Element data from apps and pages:
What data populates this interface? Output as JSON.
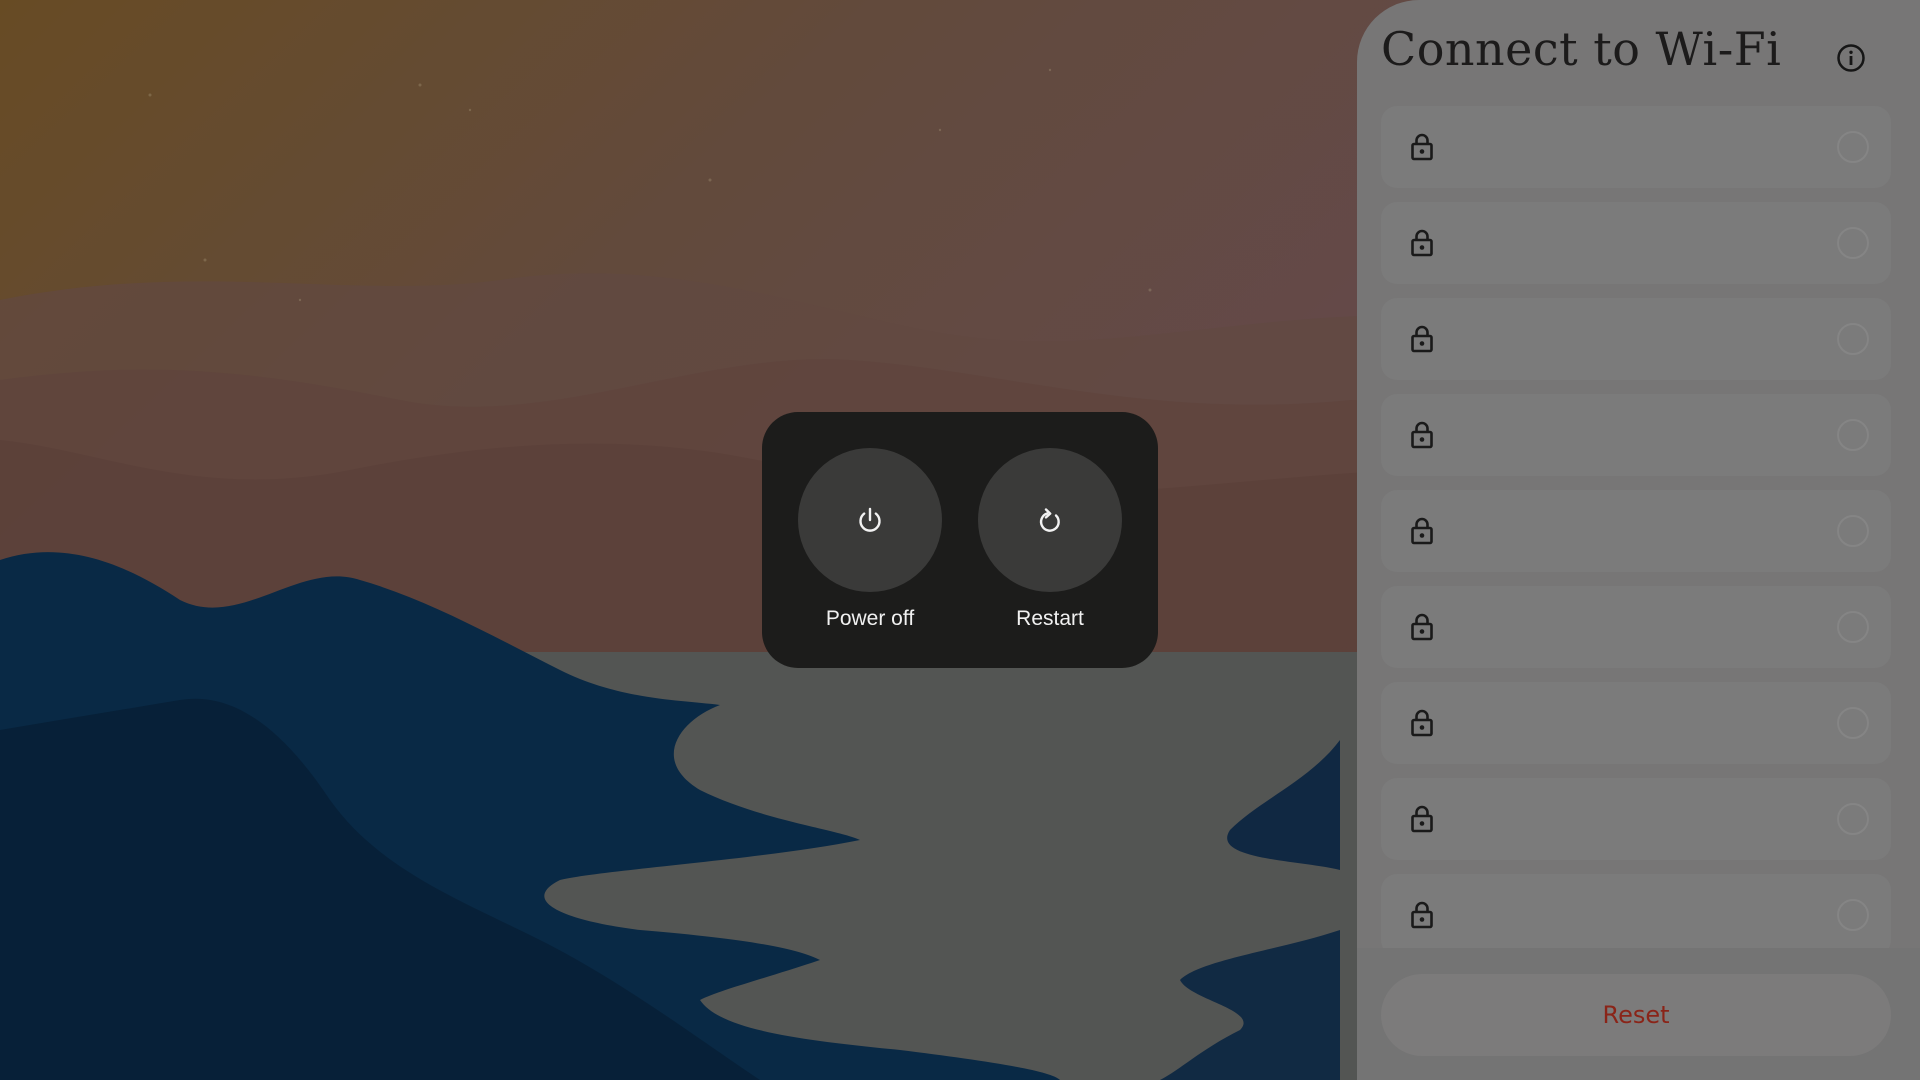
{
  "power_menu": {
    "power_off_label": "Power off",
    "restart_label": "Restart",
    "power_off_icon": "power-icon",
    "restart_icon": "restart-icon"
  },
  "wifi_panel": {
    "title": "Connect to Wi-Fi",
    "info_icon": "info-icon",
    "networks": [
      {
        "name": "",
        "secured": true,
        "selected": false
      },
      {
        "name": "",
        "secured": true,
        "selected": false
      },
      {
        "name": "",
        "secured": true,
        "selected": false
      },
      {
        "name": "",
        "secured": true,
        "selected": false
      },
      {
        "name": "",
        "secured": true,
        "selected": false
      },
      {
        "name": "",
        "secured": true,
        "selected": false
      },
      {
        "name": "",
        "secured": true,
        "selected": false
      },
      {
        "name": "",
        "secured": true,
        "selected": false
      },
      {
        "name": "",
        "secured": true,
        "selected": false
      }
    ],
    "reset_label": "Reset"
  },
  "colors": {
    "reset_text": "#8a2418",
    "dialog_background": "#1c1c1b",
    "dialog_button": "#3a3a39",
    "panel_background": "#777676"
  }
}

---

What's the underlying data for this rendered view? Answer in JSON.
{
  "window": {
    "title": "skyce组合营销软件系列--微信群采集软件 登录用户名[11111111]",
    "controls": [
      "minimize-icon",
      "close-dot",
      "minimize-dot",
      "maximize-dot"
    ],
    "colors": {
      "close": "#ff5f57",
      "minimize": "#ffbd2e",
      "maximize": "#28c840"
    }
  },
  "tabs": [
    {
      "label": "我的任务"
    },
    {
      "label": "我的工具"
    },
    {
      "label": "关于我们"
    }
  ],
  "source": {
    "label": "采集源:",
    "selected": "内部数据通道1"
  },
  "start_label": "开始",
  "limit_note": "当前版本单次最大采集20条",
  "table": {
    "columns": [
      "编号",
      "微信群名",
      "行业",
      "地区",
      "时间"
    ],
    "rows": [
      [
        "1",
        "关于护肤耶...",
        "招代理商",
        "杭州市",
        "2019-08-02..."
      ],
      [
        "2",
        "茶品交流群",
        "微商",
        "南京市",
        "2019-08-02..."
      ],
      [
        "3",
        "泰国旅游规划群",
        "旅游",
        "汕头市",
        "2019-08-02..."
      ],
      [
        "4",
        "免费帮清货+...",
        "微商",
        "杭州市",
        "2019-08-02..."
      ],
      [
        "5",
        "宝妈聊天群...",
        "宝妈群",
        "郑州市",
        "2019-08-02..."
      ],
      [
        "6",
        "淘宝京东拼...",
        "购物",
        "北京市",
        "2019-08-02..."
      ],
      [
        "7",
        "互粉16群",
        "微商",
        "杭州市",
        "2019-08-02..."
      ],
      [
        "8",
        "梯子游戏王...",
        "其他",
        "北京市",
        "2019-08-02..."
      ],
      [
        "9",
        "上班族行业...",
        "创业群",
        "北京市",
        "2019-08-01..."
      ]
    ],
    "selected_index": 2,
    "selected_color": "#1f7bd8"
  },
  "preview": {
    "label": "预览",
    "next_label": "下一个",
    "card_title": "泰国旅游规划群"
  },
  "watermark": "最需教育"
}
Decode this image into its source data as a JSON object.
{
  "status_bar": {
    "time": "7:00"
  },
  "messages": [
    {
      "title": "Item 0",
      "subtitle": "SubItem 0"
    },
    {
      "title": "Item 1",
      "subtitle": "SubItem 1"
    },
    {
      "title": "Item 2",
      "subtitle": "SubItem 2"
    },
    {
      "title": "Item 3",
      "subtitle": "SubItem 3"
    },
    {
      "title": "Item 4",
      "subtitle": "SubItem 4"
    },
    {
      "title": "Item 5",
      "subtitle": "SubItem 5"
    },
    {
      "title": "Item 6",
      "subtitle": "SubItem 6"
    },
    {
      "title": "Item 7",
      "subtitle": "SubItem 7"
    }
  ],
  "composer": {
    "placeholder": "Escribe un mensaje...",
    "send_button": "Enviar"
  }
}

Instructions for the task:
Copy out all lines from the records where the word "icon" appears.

Response area:
    "power_off_icon": "power-icon",
    "restart_icon": "restart-icon"
    "info_icon": "info-icon",
      "minimize-icon",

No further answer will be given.